## What to do
Scan the records for the string "cells", then copy each line that has it.

== Segment start ==

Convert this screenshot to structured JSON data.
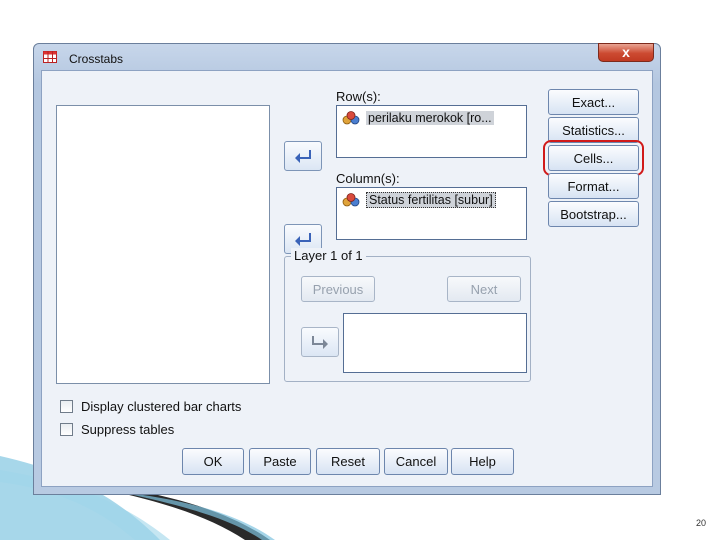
{
  "window": {
    "title": "Crosstabs",
    "close_label": "x"
  },
  "variables": {
    "available": []
  },
  "rows": {
    "label": "Row(s):",
    "items": [
      "perilaku merokok [ro..."
    ]
  },
  "columns": {
    "label": "Column(s):",
    "items": [
      "Status fertilitas [subur]"
    ]
  },
  "layer": {
    "title": "Layer 1 of 1",
    "previous_label": "Previous",
    "next_label": "Next",
    "items": []
  },
  "side_buttons": {
    "exact": "Exact...",
    "statistics": "Statistics...",
    "cells": "Cells...",
    "format": "Format...",
    "bootstrap": "Bootstrap..."
  },
  "options": {
    "clustered_bar": {
      "label": "Display clustered bar charts",
      "checked": false
    },
    "suppress_tables": {
      "label": "Suppress tables",
      "checked": false
    }
  },
  "footer_buttons": {
    "ok": "OK",
    "paste": "Paste",
    "reset": "Reset",
    "cancel": "Cancel",
    "help": "Help"
  },
  "highlighted_button": "cells",
  "page_number": "20",
  "colors": {
    "highlight": "#d11a1a",
    "selection": "#cfd3d9",
    "arrow": "#3a63b8"
  }
}
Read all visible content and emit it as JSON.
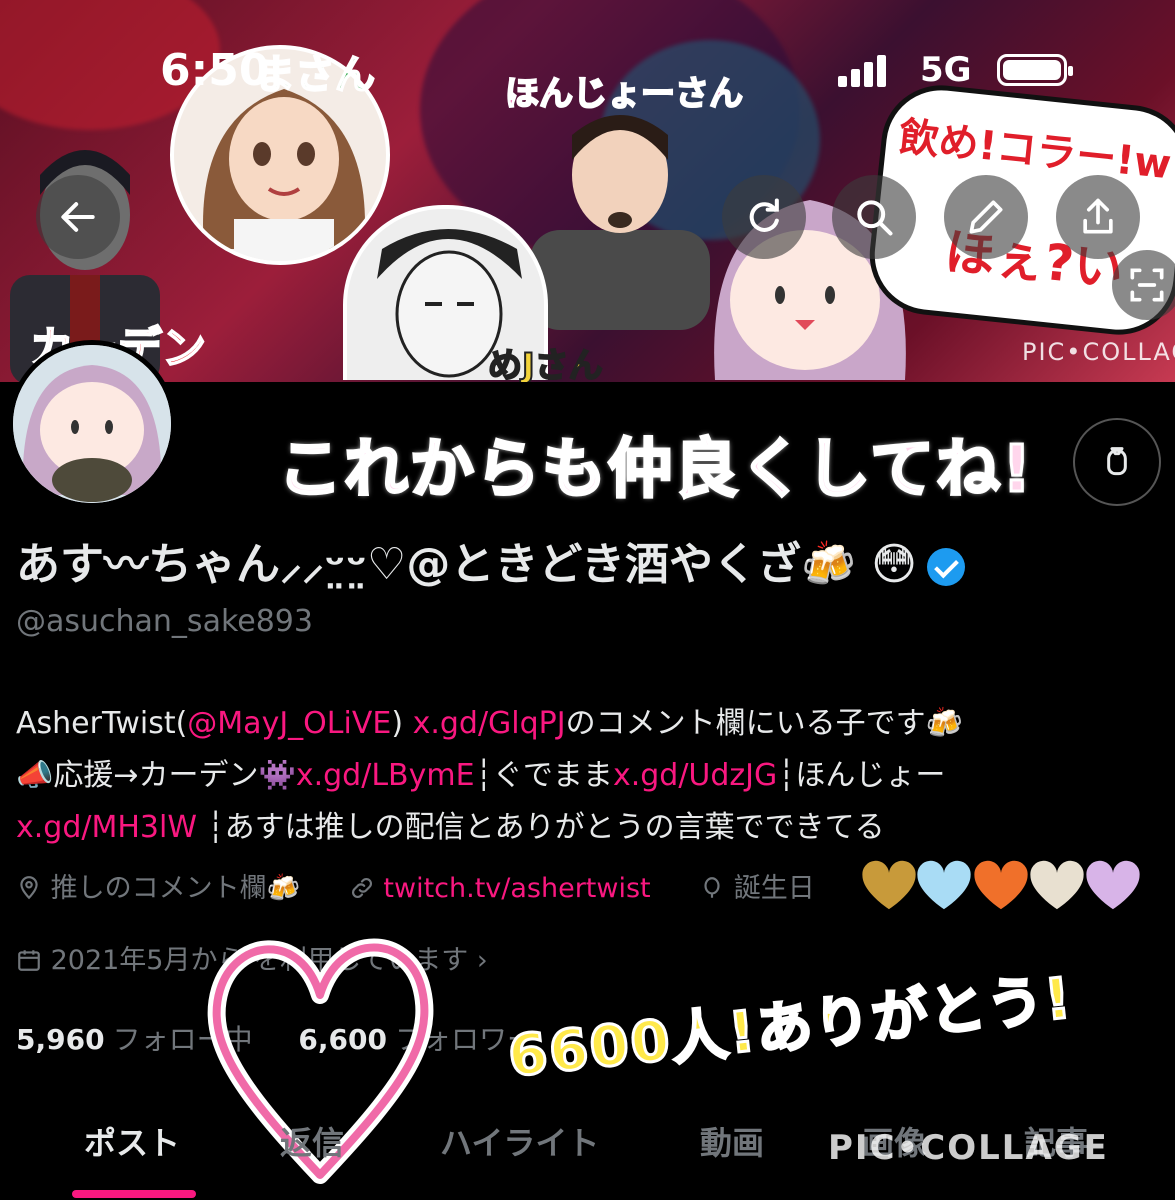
{
  "status_bar": {
    "time": "6:50",
    "network": "5G"
  },
  "banner": {
    "labels": {
      "top_left": "まさん",
      "top_center": "ほんじょーさん",
      "bottom_left": "カーデン",
      "bottom_center": "めJさん",
      "note_line1": "飲め!コラー!w",
      "note_line2": "ほぇ?い"
    },
    "watermark": "PIC•COLLAGE"
  },
  "header_icons": [
    "back-arrow-icon",
    "refresh-icon",
    "search-icon",
    "edit-icon",
    "share-icon",
    "scan-icon"
  ],
  "overlay": {
    "headline": "これからも仲良くしてね!",
    "thanks": "6600人!ありがとう!",
    "bottom_watermark": "PIC•COLLAGE"
  },
  "profile": {
    "display_name": "あす〰ちゃん⸝⸝ᵕ̤ᵕ̤♡@ときどき酒やくざ🍻 😳",
    "handle": "@asuchan_sake893",
    "bio": {
      "l1_a": "AsherTwist(",
      "l1_link1": "@MayJ_OLiVE",
      "l1_b": ") ",
      "l1_link2": "x.gd/GlqPJ",
      "l1_c": "のコメント欄にいる子です🍻",
      "l2_a": "📣応援→カーデン👾",
      "l2_link1": "x.gd/LBymE",
      "l2_b": "┆ぐでまま",
      "l2_link2": "x.gd/UdzJG",
      "l2_c": "┆ほんじょー",
      "l3_link": "x.gd/MH3lW",
      "l3_a": " ┆あすは推しの配信とありがとうの言葉でできてる"
    },
    "location": "推しのコメント欄🍻",
    "website": "twitch.tv/ashertwist",
    "birthday": "誕生日",
    "joined": "2021年5月から  を利用しています",
    "following_count": "5,960",
    "following_label": "フォロー中",
    "followers_count": "6,600",
    "followers_label": "フォロワー"
  },
  "tabs": [
    "ポスト",
    "返信",
    "ハイライト",
    "動画",
    "画像",
    "記事"
  ],
  "active_tab": 0,
  "colors": {
    "accent": "#f91880",
    "verified": "#1d9bf0",
    "background": "#000000",
    "muted": "#71767b"
  }
}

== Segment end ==

## Response area
    "cells": "Cells...",
  "highlighted_button": "cells",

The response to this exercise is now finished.